If you are injured in an accident, you deserve to be compensated for the damages you have suffered, especially if the accident results from someone else’s negligence. Damages can include medical expenses from injuries, loss of wages while recovering, and physical and emotional pain & suffering.
Unfortunately, there is no easy way to calculate upfront how much a person deserves. This is why evidence is crucial in personal injury cases, as it can help prove the extent of a victim’s damages to ensure they are adequately compensated.
However, despite proof of things like medical expenses, car damage, and who was at fault, victims are still often awarded reduced settlement amounts that do not fully account for all they have suffered. But this is where an injury journal can come into play.
With an injury journal, a victim can provide more thorough evidence of their injury and all they have suffered. Thus, it can help raise the amount they are awarded in their settlement. However, it’s important to fully understand what an injury journal is and how to properly use it to avoid it having a negative impact on your Maryland personal injury case.
If you are injured in an accident and need help filing a personal injury claim or have questions about keeping an injury journal, our Maryland car accident attorneys can assist you. At Zirkin & Schmerling Law, we have years of experience handling various types of personal injury cases and know what it takes to ensure our clients get the compensation they deserve.
What is a Personal Injury Journal?
A personal injury journal is a first-hand account of the accident, your injuries, and how they have affected your life. For legal purposes, it is viewed as a record of your damages that can help prove the extent of your pain & suffering. It can be used by your attorney to help better support you through your case, and it can be used by insurers or the court to better understand how much you deserve to be compensated.
Overall, the goal of an injury journal is to document as much as possible about the accident and how it has affected your day-to-day life to ensure you get the highest settlement possible. It is not uncommon for insurers to offer reduced settlements when there is insufficient evidence of damages, so the more information you can provide them, the better the outcome will be.
However, not everything is ideal for writing about in an injury journal. While you do want to write as much as possible to prove how much you are suffering, there are things that could be used against you. Insurers are always looking for ways to deny claims or reduce settlement amounts, which means they will try to use certain things against you if that information is readily given.
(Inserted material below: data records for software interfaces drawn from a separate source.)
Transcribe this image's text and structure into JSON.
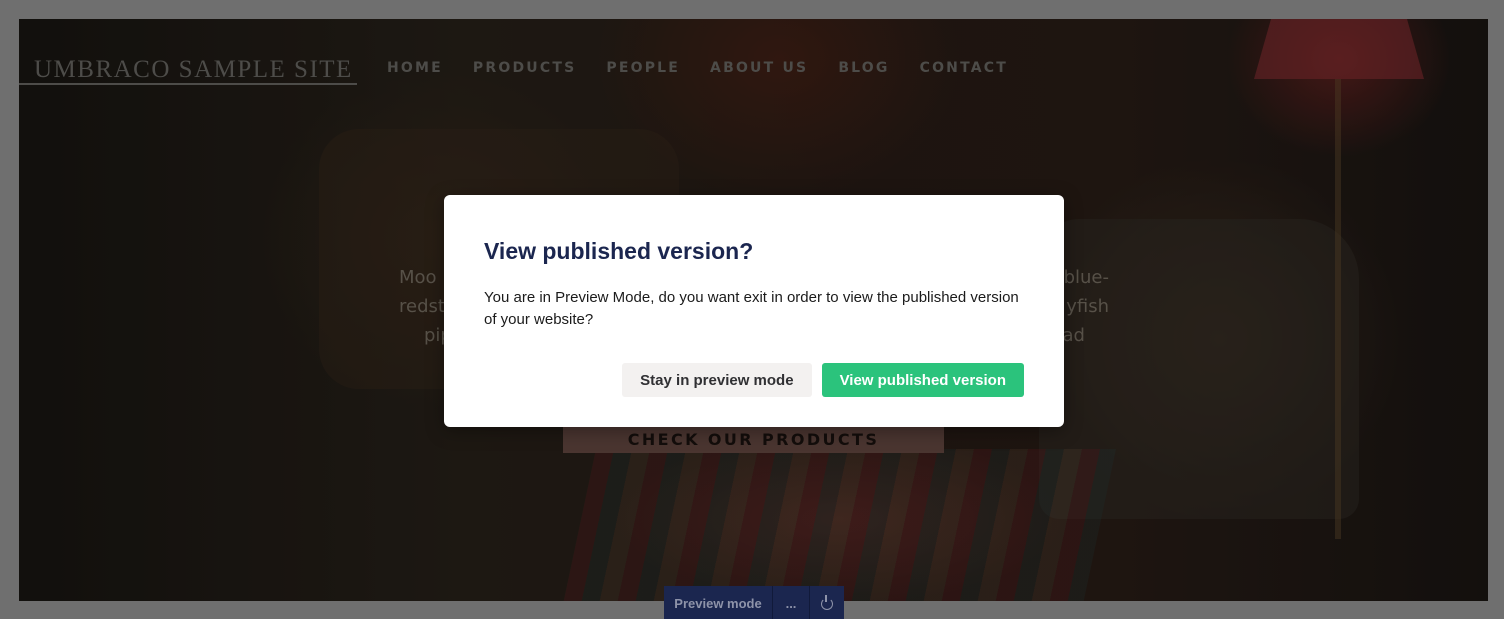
{
  "site": {
    "title": "UMBRACO SAMPLE SITE",
    "nav": [
      "HOME",
      "PRODUCTS",
      "PEOPLE",
      "ABOUT US",
      "BLOG",
      "CONTACT"
    ],
    "hero_text_line1_left": "Moo",
    "hero_text_line1_right": "blue-",
    "hero_text_line2_left": "redst",
    "hero_text_line2_right": "yfish",
    "hero_text_line3_left": "pip",
    "hero_text_line3_right": "ad",
    "cta_label": "CHECK OUR PRODUCTS"
  },
  "dialog": {
    "title": "View published version?",
    "body": "You are in Preview Mode, do you want exit in order to view the published version of your website?",
    "secondary_label": "Stay in preview mode",
    "primary_label": "View published version"
  },
  "preview_bar": {
    "label": "Preview mode",
    "more_label": "...",
    "exit_icon": "power-icon"
  },
  "colors": {
    "dialog_title": "#1b264f",
    "primary_button": "#2bc37c",
    "preview_bar_bg": "#1b264f"
  }
}
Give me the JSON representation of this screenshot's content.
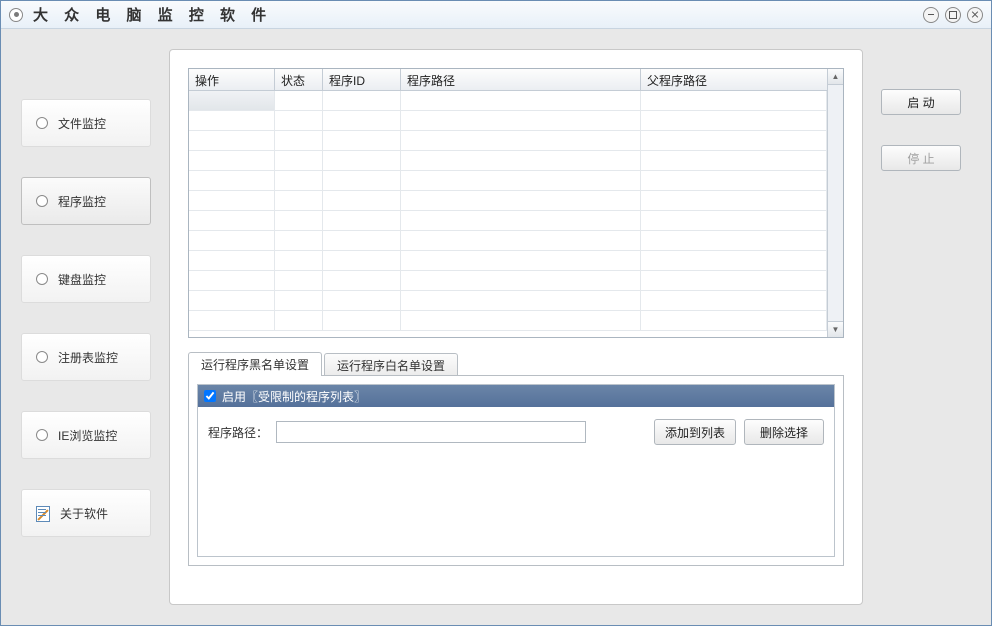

What to Write in Your Personal Injury Journal
If you are keeping an injury journal, DO write about:
- The accident: Immediately following the accident, you should write down as many details as you can remember. This can help prove what happened and who was at fault, which can affect the amount of compensation you receive. Details can include:
- What happened right before the accident
- Where the accident happened
- The time of day
- Weather and road conditions
- What caused the accident
- Any other relevant information related to the accident
- What happened at the scene after the accident happened
- Witnesses that saw what happened
- Medical appointments and treatments: Medical evidence of your injuries is crucial to getting awarded for damages. So make sure you thoroughly document your appointments and prescribed treatments. This can include days, times, and locations of appointments, distance traveled, and medical costs you paid.
- Pain and other symptoms: The pain and suffering you experience are especially important to document because these are things that do not have a tangible value. So to get adequately compensated for them, they need to be thoroughly documented. You should write about pain and any other symptoms related to the injury that you experience throughout the day, from the moment you wake to the time you go to bed. You can describe the pain, the level of pain, where the pain is experienced in your body, and anything that triggers the pain.
- The effect on your daily life: In addition to describing your pain, you will also want to describe how it has affected your daily life and activities. This can include how it has kept you from work, how it disrupts your sleep, how it affects your ability to perform daily tasks, and how it affects your relationships. It can also include talking about how the accident and your injuries have affected your mental health and wellbeing.
Information You Should Avoid Writing About in an Injury Journal
When keeping an injury journal, there are also things you should avoid writing about as they could negatively affect your claim. This includes:
- False or exaggerated statements. If you lie or exaggerate about anything, it could be seen as a form of fraud and can harm your case
- Admissions of fault or responsibility for what happened
- Personal information not related to your claim or the accident
- Admitting to not following doctor’s orders
- Private information about others in your life
- What your attorney is talking to you about
Understand That Your Injury Journal Could Become Public Knowledge
Injury journals, unlike private, personal journals, do not always stay private. In fact, your injury journal could likely become public knowledge so it can be used as official evidence in your personal injury claim. This means that insurance companies and the court will be able to read what your journal contains.
This should not deter you from keeping an injury journal, however. So long as the information you document is truthful and only relevant to your case, you should not worry about privacy. If you are still uncertain about what is okay and what is not okay to write about, consult with your personal injury attorney.
Have a Legal Question? We Have Answers
If you are interested in keeping an injury journal to improve your chances of getting the settlement you deserve after being injured in an accident, our team can assist you. Not only can we advise you on what to write about in your injury journal, but we can help guide you through every aspect of your personal injury claim to ensure you get the compensation you deserve.
At Zirkin & Schmerling Law, we have years of experience helping the injured victims of car accidents. Contact us or call us at (410) 753-4611 to set up an appointment with one of our experienced lawyers today.